**What the exercise asks:** Omit every picture while repeating the entries exactly.

**Data excerpts:**
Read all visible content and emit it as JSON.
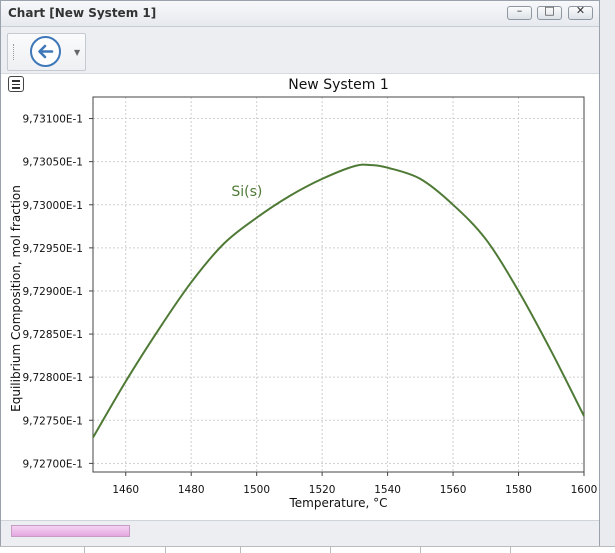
{
  "window": {
    "title": "Chart [New System 1]",
    "buttons": {
      "minimize": "–",
      "maximize": "□",
      "close": "✕"
    }
  },
  "toolbar": {
    "back_icon": "arrow-left-circle-icon",
    "dropdown_icon": "chevron-down-icon"
  },
  "chart_menu_icon": "hamburger-menu-icon",
  "colors": {
    "line": "#4f7a36",
    "accent": "#3e78b8",
    "progress": "#e3a7e0"
  },
  "chart_data": {
    "type": "line",
    "title": "New System 1",
    "xlabel": "Temperature, °C",
    "ylabel": "Equilibrium Composition, mol fraction",
    "xlim": [
      1450,
      1600
    ],
    "ylim": [
      0.97269,
      0.973125
    ],
    "grid": true,
    "xticks": [
      {
        "value": 1460,
        "label": "1460"
      },
      {
        "value": 1480,
        "label": "1480"
      },
      {
        "value": 1500,
        "label": "1500"
      },
      {
        "value": 1520,
        "label": "1520"
      },
      {
        "value": 1540,
        "label": "1540"
      },
      {
        "value": 1560,
        "label": "1560"
      },
      {
        "value": 1580,
        "label": "1580"
      },
      {
        "value": 1600,
        "label": "1600"
      }
    ],
    "yticks": [
      {
        "value": 0.9727,
        "label": "9,72700E-1"
      },
      {
        "value": 0.97275,
        "label": "9,72750E-1"
      },
      {
        "value": 0.9728,
        "label": "9,72800E-1"
      },
      {
        "value": 0.97285,
        "label": "9,72850E-1"
      },
      {
        "value": 0.9729,
        "label": "9,72900E-1"
      },
      {
        "value": 0.97295,
        "label": "9,72950E-1"
      },
      {
        "value": 0.973,
        "label": "9,73000E-1"
      },
      {
        "value": 0.97305,
        "label": "9,73050E-1"
      },
      {
        "value": 0.9731,
        "label": "9,73100E-1"
      }
    ],
    "series": [
      {
        "name": "Si(s)",
        "label_at": {
          "x": 1497,
          "y": 0.97301
        },
        "x": [
          1450,
          1460,
          1470,
          1480,
          1490,
          1500,
          1510,
          1520,
          1530,
          1535,
          1540,
          1550,
          1560,
          1570,
          1580,
          1590,
          1600
        ],
        "y": [
          0.97273,
          0.972795,
          0.972855,
          0.97291,
          0.972955,
          0.972985,
          0.97301,
          0.97303,
          0.973045,
          0.973046,
          0.973043,
          0.97303,
          0.973,
          0.97296,
          0.9729,
          0.97283,
          0.972755
        ]
      }
    ]
  }
}
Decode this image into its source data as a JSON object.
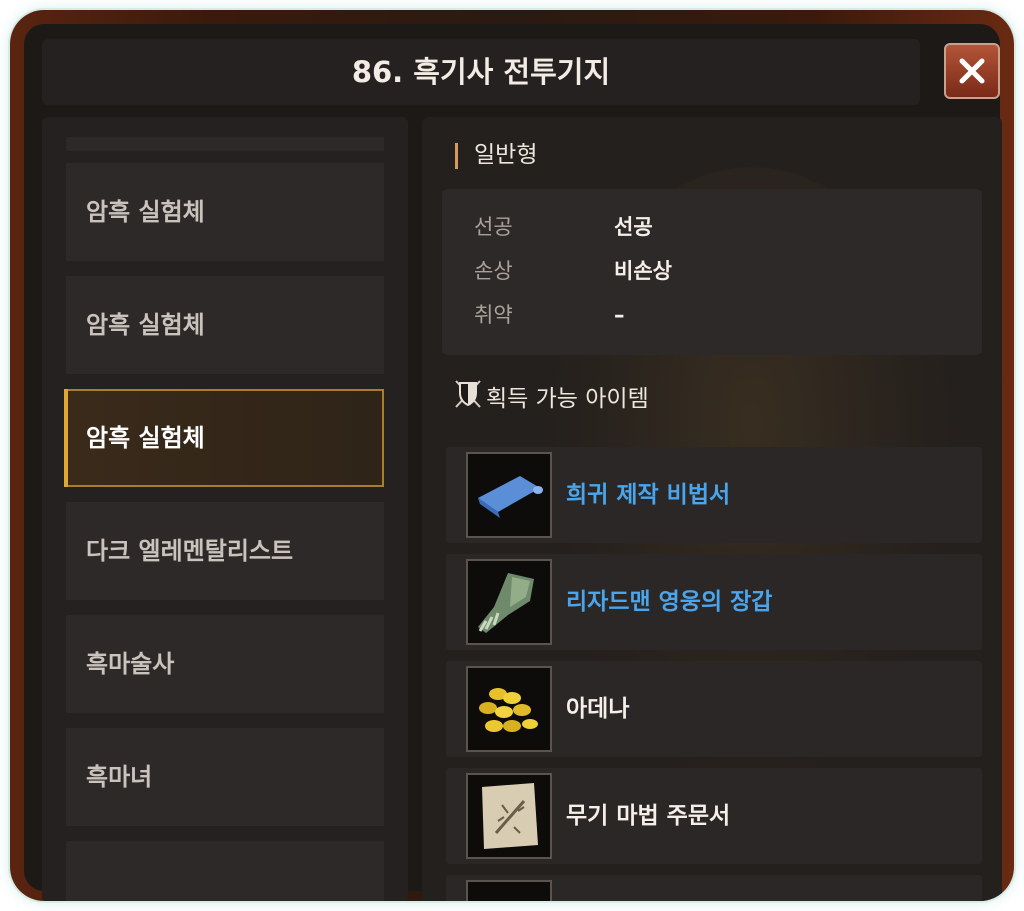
{
  "window": {
    "title": "86. 흑기사 전투기지",
    "close_icon": "close-icon"
  },
  "monster_list": [
    {
      "label": "암흑 실험체",
      "selected": false
    },
    {
      "label": "암흑 실험체",
      "selected": false
    },
    {
      "label": "암흑 실험체",
      "selected": true
    },
    {
      "label": "다크 엘레멘탈리스트",
      "selected": false
    },
    {
      "label": "흑마술사",
      "selected": false
    },
    {
      "label": "흑마녀",
      "selected": false
    }
  ],
  "detail": {
    "type_label": "일반형",
    "attributes": [
      {
        "key": "선공",
        "value": "선공"
      },
      {
        "key": "손상",
        "value": "비손상"
      },
      {
        "key": "취약",
        "value": "–"
      }
    ],
    "items_title": "획득 가능 아이템",
    "items": [
      {
        "name": "희귀 제작 비법서",
        "icon": "scroll-blueprint-icon",
        "color": "#4aa5ec"
      },
      {
        "name": "리자드맨 영웅의 장갑",
        "icon": "gauntlet-icon",
        "color": "#4aa5ec"
      },
      {
        "name": "아데나",
        "icon": "gold-coins-icon",
        "color": "#f4efe8"
      },
      {
        "name": "무기 마법 주문서",
        "icon": "parchment-scroll-icon",
        "color": "#f4efe8"
      }
    ]
  },
  "colors": {
    "accent_gold": "#e0a830",
    "rare_item_blue": "#4aa5ec",
    "close_button": "#a04a30"
  }
}
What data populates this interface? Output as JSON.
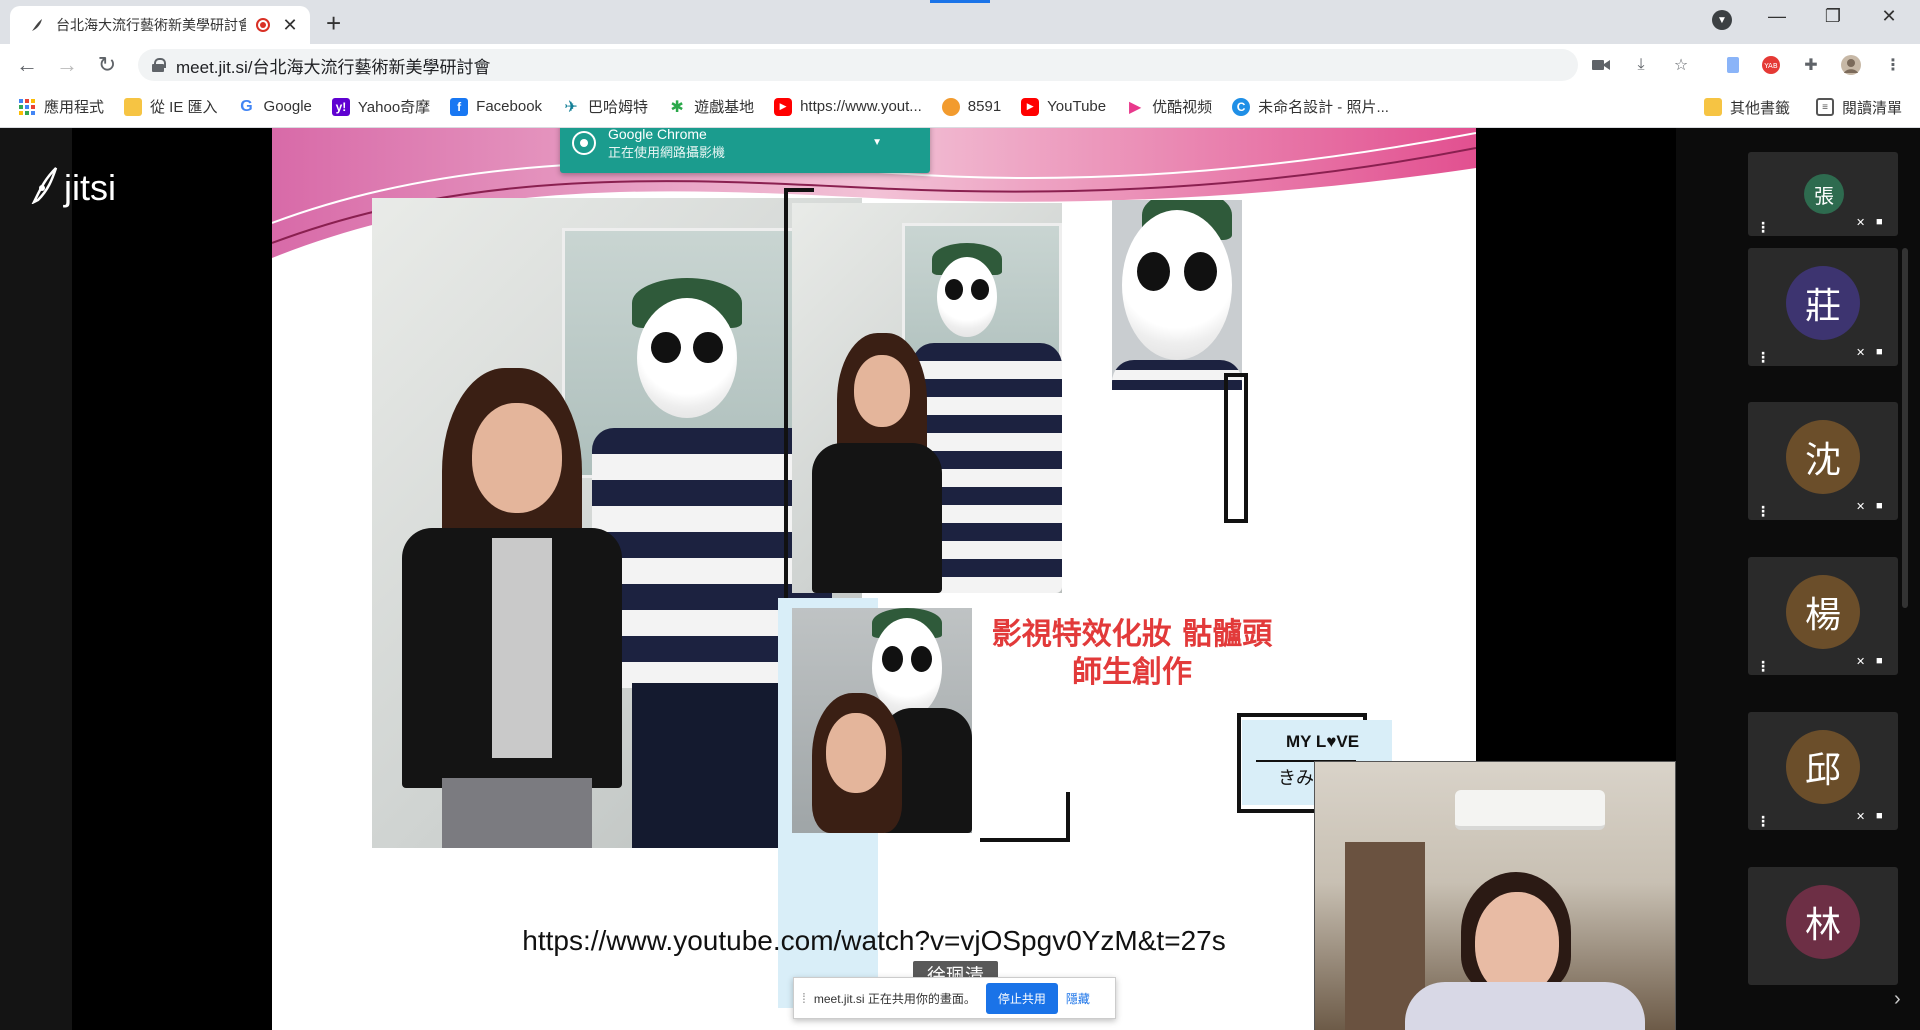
{
  "browser": {
    "tab_title": "台北海大流行藝術新美學研討會",
    "new_tab": "+",
    "close": "✕",
    "url": "meet.jit.si/台北海大流行藝術新美學研討會",
    "window": {
      "minimize": "—",
      "restore": "❐",
      "close": "✕"
    }
  },
  "bookmarks": [
    {
      "label": "應用程式",
      "icon": "apps-icon",
      "color": "#4285f4"
    },
    {
      "label": "從 IE 匯入",
      "icon": "folder-icon",
      "color": "#f6c443"
    },
    {
      "label": "Google",
      "icon": "google-icon",
      "color": "#4285f4"
    },
    {
      "label": "Yahoo奇摩",
      "icon": "yahoo-icon",
      "color": "#5f01d1"
    },
    {
      "label": "Facebook",
      "icon": "facebook-icon",
      "color": "#1877f2"
    },
    {
      "label": "巴哈姆特",
      "icon": "bahamut-icon",
      "color": "#117e96"
    },
    {
      "label": "遊戲基地",
      "icon": "gamebase-icon",
      "color": "#2ba84a"
    },
    {
      "label": "https://www.yout...",
      "icon": "youtube-icon",
      "color": "#ff0000"
    },
    {
      "label": "8591",
      "icon": "8591-icon",
      "color": "#f29b2e"
    },
    {
      "label": "YouTube",
      "icon": "youtube-icon",
      "color": "#ff0000"
    },
    {
      "label": "优酷视频",
      "icon": "youku-icon",
      "color": "#e8398c"
    },
    {
      "label": "未命名設計 - 照片...",
      "icon": "canva-icon",
      "color": "#1f8fe6"
    }
  ],
  "bookmarks_right": [
    {
      "label": "其他書籤",
      "icon": "folder-icon"
    },
    {
      "label": "閱讀清單",
      "icon": "reading-list-icon"
    }
  ],
  "jitsi": {
    "logo": "jitsi"
  },
  "notification": {
    "app": "Google Chrome",
    "message": "正在使用網路攝影機"
  },
  "slide": {
    "caption_line1": "影視特效化妝 骷髗頭",
    "caption_line2": "師生創作",
    "mylove_title": "MY L♥VE",
    "mylove_sub": "きみにと",
    "url": "https://www.youtube.com/watch?v=vjOSpgv0YzM&t=27s"
  },
  "speaker": {
    "name": "徐珮清"
  },
  "share_bar": {
    "message": "meet.jit.si 正在共用你的畫面。",
    "stop_label": "停止共用",
    "hide_label": "隱藏"
  },
  "participants": [
    {
      "initial": "張",
      "color": "#2e6b4f"
    },
    {
      "initial": "莊",
      "color": "#3d3470"
    },
    {
      "initial": "沈",
      "color": "#6b4e2a"
    },
    {
      "initial": "楊",
      "color": "#6b4e2a"
    },
    {
      "initial": "邱",
      "color": "#6b4e2a"
    },
    {
      "initial": "林",
      "color": "#6d2f45"
    }
  ],
  "colors": {
    "accent": "#1a73e8",
    "notification": "#1b9c8e",
    "caption": "#e23a3a"
  }
}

**Solution for this exercise:**
Read all visible content and emit it as JSON.
{
  "window": {
    "title": "Chart [New System 1]",
    "buttons": {
      "minimize": "–",
      "maximize": "□",
      "close": "✕"
    }
  },
  "toolbar": {
    "back_icon": "arrow-left-circle-icon",
    "dropdown_icon": "chevron-down-icon"
  },
  "chart_menu_icon": "hamburger-menu-icon",
  "colors": {
    "line": "#4f7a36",
    "accent": "#3e78b8",
    "progress": "#e3a7e0"
  },
  "chart_data": {
    "type": "line",
    "title": "New System 1",
    "xlabel": "Temperature, °C",
    "ylabel": "Equilibrium Composition, mol fraction",
    "xlim": [
      1450,
      1600
    ],
    "ylim": [
      0.97269,
      0.973125
    ],
    "grid": true,
    "xticks": [
      {
        "value": 1460,
        "label": "1460"
      },
      {
        "value": 1480,
        "label": "1480"
      },
      {
        "value": 1500,
        "label": "1500"
      },
      {
        "value": 1520,
        "label": "1520"
      },
      {
        "value": 1540,
        "label": "1540"
      },
      {
        "value": 1560,
        "label": "1560"
      },
      {
        "value": 1580,
        "label": "1580"
      },
      {
        "value": 1600,
        "label": "1600"
      }
    ],
    "yticks": [
      {
        "value": 0.9727,
        "label": "9,72700E-1"
      },
      {
        "value": 0.97275,
        "label": "9,72750E-1"
      },
      {
        "value": 0.9728,
        "label": "9,72800E-1"
      },
      {
        "value": 0.97285,
        "label": "9,72850E-1"
      },
      {
        "value": 0.9729,
        "label": "9,72900E-1"
      },
      {
        "value": 0.97295,
        "label": "9,72950E-1"
      },
      {
        "value": 0.973,
        "label": "9,73000E-1"
      },
      {
        "value": 0.97305,
        "label": "9,73050E-1"
      },
      {
        "value": 0.9731,
        "label": "9,73100E-1"
      }
    ],
    "series": [
      {
        "name": "Si(s)",
        "label_at": {
          "x": 1497,
          "y": 0.97301
        },
        "x": [
          1450,
          1460,
          1470,
          1480,
          1490,
          1500,
          1510,
          1520,
          1530,
          1535,
          1540,
          1550,
          1560,
          1570,
          1580,
          1590,
          1600
        ],
        "y": [
          0.97273,
          0.972795,
          0.972855,
          0.97291,
          0.972955,
          0.972985,
          0.97301,
          0.97303,
          0.973045,
          0.973046,
          0.973043,
          0.97303,
          0.973,
          0.97296,
          0.9729,
          0.97283,
          0.972755
        ]
      }
    ]
  }
}
Decode this image into its source data as a JSON object.
{
  "window": {
    "title": "86. 흑기사 전투기지",
    "close_icon": "close-icon"
  },
  "monster_list": [
    {
      "label": "암흑 실험체",
      "selected": false
    },
    {
      "label": "암흑 실험체",
      "selected": false
    },
    {
      "label": "암흑 실험체",
      "selected": true
    },
    {
      "label": "다크 엘레멘탈리스트",
      "selected": false
    },
    {
      "label": "흑마술사",
      "selected": false
    },
    {
      "label": "흑마녀",
      "selected": false
    }
  ],
  "detail": {
    "type_label": "일반형",
    "attributes": [
      {
        "key": "선공",
        "value": "선공"
      },
      {
        "key": "손상",
        "value": "비손상"
      },
      {
        "key": "취약",
        "value": "–"
      }
    ],
    "items_title": "획득 가능 아이템",
    "items": [
      {
        "name": "희귀 제작 비법서",
        "icon": "scroll-blueprint-icon",
        "color": "#4aa5ec"
      },
      {
        "name": "리자드맨 영웅의 장갑",
        "icon": "gauntlet-icon",
        "color": "#4aa5ec"
      },
      {
        "name": "아데나",
        "icon": "gold-coins-icon",
        "color": "#f4efe8"
      },
      {
        "name": "무기 마법 주문서",
        "icon": "parchment-scroll-icon",
        "color": "#f4efe8"
      }
    ]
  },
  "colors": {
    "accent_gold": "#e0a830",
    "rare_item_blue": "#4aa5ec",
    "close_button": "#a04a30"
  }
}
What data populates this interface? Output as JSON.
{
  "browser": {
    "tab_title": "台北海大流行藝術新美學研討會",
    "new_tab": "+",
    "close": "✕",
    "url": "meet.jit.si/台北海大流行藝術新美學研討會",
    "window": {
      "minimize": "—",
      "restore": "❐",
      "close": "✕"
    }
  },
  "bookmarks": [
    {
      "label": "應用程式",
      "icon": "apps-icon",
      "color": "#4285f4"
    },
    {
      "label": "從 IE 匯入",
      "icon": "folder-icon",
      "color": "#f6c443"
    },
    {
      "label": "Google",
      "icon": "google-icon",
      "color": "#4285f4"
    },
    {
      "label": "Yahoo奇摩",
      "icon": "yahoo-icon",
      "color": "#5f01d1"
    },
    {
      "label": "Facebook",
      "icon": "facebook-icon",
      "color": "#1877f2"
    },
    {
      "label": "巴哈姆特",
      "icon": "bahamut-icon",
      "color": "#117e96"
    },
    {
      "label": "遊戲基地",
      "icon": "gamebase-icon",
      "color": "#2ba84a"
    },
    {
      "label": "https://www.yout...",
      "icon": "youtube-icon",
      "color": "#ff0000"
    },
    {
      "label": "8591",
      "icon": "8591-icon",
      "color": "#f29b2e"
    },
    {
      "label": "YouTube",
      "icon": "youtube-icon",
      "color": "#ff0000"
    },
    {
      "label": "优酷视频",
      "icon": "youku-icon",
      "color": "#e8398c"
    },
    {
      "label": "未命名設計 - 照片...",
      "icon": "canva-icon",
      "color": "#1f8fe6"
    }
  ],
  "bookmarks_right": [
    {
      "label": "其他書籤",
      "icon": "folder-icon"
    },
    {
      "label": "閱讀清單",
      "icon": "reading-list-icon"
    }
  ],
  "jitsi": {
    "logo": "jitsi"
  },
  "notification": {
    "app": "Google Chrome",
    "message": "正在使用網路攝影機"
  },
  "slide": {
    "caption_line1": "影視特效化妝 骷髗頭",
    "caption_line2": "師生創作",
    "mylove_title": "MY L♥VE",
    "mylove_sub": "きみにと",
    "url": "https://www.youtube.com/watch?v=vjOSpgv0YzM&t=27s"
  },
  "speaker": {
    "name": "徐珮清"
  },
  "share_bar": {
    "message": "meet.jit.si 正在共用你的畫面。",
    "stop_label": "停止共用",
    "hide_label": "隱藏"
  },
  "participants": [
    {
      "initial": "張",
      "color": "#2e6b4f"
    },
    {
      "initial": "莊",
      "color": "#3d3470"
    },
    {
      "initial": "沈",
      "color": "#6b4e2a"
    },
    {
      "initial": "楊",
      "color": "#6b4e2a"
    },
    {
      "initial": "邱",
      "color": "#6b4e2a"
    },
    {
      "initial": "林",
      "color": "#6d2f45"
    }
  ],
  "colors": {
    "accent": "#1a73e8",
    "notification": "#1b9c8e",
    "caption": "#e23a3a"
  }
}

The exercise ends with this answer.